    Have you actually been down to the quay to see how much freight there actually is on Gry mornings? To be without a purpose built freighter throughout the winter months, and all year round for that matter, is naive! I am no expert on maritime law, but I’m sure there are limits on the amounts and type of cargo you can carry with passengers aboard. I am talking mainly about hazardous goods such as gas, petrol, diesel etc… There needs to be that separation, at a certain distance, between passengers and freight with the correct protection between them and the goods. The other factor with having one boat doing all of the freight is the time it will take to load and unload the boat each time. The Gry has a lift for pallets to be unloaded/loaded by a forklift truck and it also has a crane operating at the same time for heavier goods, cars, dangerous cargo etc… If the Scillonian were to do all of this, it would have to first unload the deck before it could open the hatch and unload the subsequent pallets (all individually stropped) one at a, painstakingly, time! And on top of that, it doesn’t have the room to store the pallets like the Gry does, so that means less freight each time and upset customers. The average time for a Gry unload/load (from st marys end) is 3 hours, expect to double that with the Scillonian. There is a good reason why the IOSSG bought the Gry and hence why they should continue to operate two ships. As for an all year round service, I think a smaller boat to carry up to 30 passengers would be ideal for the winter months, not the hoofing big white thing! It’s just not commercially viable and the government will never bend over backwards for us due to the reasons for not subsidising transport links in the first place!

    • Kev Wright March 29, 2013 at 9:11 pm

      I’m no expert either, but if there are limits on what can be carried on a boat with passengers then how come the Gry can take passengers now?

      Not criticising what you’re saying, I agree with most of it, just wondering.

  13. Kev Wright March 29, 2013 at 7:26 am

    Well when I went on the Gry as a passenger in the winter they didn’t have a shop or a bar open then! Can I sue?

  14. Nobby Nobbs March 28, 2013 at 11:42 pm

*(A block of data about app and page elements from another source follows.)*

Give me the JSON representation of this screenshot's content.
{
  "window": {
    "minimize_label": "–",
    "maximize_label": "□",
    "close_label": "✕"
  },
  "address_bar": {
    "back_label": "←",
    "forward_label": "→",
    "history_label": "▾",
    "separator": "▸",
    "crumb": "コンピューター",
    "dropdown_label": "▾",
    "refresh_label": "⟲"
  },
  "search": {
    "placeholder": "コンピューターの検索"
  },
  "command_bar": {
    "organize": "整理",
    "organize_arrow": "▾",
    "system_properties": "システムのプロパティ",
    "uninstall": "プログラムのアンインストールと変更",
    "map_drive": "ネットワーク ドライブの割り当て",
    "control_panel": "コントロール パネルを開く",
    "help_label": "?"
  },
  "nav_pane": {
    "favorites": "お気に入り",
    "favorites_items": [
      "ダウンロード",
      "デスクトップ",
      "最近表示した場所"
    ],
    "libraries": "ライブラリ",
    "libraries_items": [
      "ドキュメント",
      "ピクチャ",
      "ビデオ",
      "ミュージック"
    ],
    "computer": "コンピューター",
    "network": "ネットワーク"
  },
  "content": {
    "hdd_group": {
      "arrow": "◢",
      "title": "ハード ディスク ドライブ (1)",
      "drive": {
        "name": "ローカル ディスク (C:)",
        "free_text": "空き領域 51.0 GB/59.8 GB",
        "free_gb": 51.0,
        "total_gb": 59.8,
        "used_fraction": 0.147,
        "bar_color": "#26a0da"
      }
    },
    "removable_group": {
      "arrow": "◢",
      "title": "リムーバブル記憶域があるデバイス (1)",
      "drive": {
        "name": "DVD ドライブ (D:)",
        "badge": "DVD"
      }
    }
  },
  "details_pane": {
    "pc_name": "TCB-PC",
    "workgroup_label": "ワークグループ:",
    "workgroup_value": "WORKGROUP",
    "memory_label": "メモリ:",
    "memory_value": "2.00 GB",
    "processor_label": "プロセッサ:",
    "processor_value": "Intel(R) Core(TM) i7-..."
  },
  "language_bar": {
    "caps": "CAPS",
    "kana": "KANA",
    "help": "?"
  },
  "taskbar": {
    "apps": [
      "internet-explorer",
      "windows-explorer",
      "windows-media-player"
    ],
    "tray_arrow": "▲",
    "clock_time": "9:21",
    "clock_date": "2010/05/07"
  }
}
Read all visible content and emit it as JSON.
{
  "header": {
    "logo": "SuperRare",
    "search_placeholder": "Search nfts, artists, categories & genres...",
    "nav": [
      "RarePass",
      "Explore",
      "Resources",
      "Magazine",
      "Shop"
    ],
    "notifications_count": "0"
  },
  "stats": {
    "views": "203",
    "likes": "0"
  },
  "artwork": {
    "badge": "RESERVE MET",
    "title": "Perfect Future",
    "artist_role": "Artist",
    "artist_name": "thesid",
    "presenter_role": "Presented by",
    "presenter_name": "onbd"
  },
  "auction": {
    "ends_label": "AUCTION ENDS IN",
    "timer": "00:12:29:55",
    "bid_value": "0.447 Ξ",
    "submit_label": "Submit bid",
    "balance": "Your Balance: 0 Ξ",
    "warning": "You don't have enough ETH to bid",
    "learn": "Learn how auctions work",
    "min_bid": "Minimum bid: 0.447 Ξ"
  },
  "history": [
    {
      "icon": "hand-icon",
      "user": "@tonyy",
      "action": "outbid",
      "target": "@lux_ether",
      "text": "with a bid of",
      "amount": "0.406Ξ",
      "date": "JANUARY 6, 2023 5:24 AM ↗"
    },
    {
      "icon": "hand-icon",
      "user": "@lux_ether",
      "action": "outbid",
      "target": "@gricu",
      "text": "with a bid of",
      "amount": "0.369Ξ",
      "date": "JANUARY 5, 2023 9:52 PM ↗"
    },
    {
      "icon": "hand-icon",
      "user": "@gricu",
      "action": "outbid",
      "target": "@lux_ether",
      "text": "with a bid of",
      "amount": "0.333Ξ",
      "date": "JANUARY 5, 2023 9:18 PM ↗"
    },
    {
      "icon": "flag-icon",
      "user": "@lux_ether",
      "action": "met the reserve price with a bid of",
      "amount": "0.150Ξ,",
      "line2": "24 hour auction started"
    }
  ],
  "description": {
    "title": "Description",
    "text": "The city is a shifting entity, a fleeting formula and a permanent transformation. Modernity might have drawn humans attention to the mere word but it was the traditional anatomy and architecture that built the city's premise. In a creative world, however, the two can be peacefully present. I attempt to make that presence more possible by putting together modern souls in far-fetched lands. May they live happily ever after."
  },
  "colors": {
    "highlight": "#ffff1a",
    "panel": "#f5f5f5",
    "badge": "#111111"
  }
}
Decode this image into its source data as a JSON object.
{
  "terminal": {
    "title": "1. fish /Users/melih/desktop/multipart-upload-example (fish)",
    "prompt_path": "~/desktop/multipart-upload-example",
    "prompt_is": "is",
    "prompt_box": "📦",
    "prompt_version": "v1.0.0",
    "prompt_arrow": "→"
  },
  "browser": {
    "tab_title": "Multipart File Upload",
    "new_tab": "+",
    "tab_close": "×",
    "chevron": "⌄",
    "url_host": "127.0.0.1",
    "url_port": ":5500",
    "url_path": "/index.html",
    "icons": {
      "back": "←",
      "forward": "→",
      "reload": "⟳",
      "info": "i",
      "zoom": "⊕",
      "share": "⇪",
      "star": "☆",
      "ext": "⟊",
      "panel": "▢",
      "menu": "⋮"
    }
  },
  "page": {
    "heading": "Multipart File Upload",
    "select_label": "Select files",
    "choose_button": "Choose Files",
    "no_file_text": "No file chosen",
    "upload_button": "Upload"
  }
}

    I have to agree with JJ,
    The mantra oft trotted out by the issco is ” a company created by islanders for islanders” bla bla bla, when really, like all private companies, its a case of profit before anything else.

    I like the idea of a flipped service as that would actually benefit islanders.

  15. Judge Judy March 28, 2013 at 6:08 pm

    Am I being naive, but if the IOSSCo sold the Gry, or let someone else use it in the Winter, or stopped using it altogether in the Winter, wouldn’t that a go long way towards making the Scillonian run affordable in the Winter months?

    As part of Winter sailing, they dont have to offer a bar or shop or eatery, just the bare bones of a ferry service. That would save on staff costs, surely? Again, am I being naive?

    Also, if the Scillonian flipped it’s service from time to time, ie, starting from the Scillies at 9am on a Friday, then the amount of day trippers would be quite impressive from time to time. Especially if they were to do it around the Christmas period for Christmas shopping.

    As an aside, the IOSSCo is a local company so to speak. The only thing keeping it profitable are the demands of the shareholders to do so. That said, perhaps the IOSSCo needs to go back to the basics of why it was created, to enable the island community to thrive. Greed seems to have gotten in the way of this I think.

    I mean, by way of example, the Co-Op charges us a fortune on the premise that they have to pay ‘freight charges’ for shipping things to the islands. Could the IOSSCo offer greatly reduced freight charges for the Co-Op? It’s an essential part of island life to shop in there, whether we like that or not, and maybe the IOSSCo should be pressured to take a slight hit on profit margins for the good of the island community as a whole, who should then see their weekly shop price go down, and may even lead to more choice in the coop.

    If they can’t do it, fine, but don’t go telling me that it’s anything other than greed, a lot of it from locals who already have more than enough money.

    Again, if someone can come up with a good reason for them not to make this happen then I’d be happy to entertain it.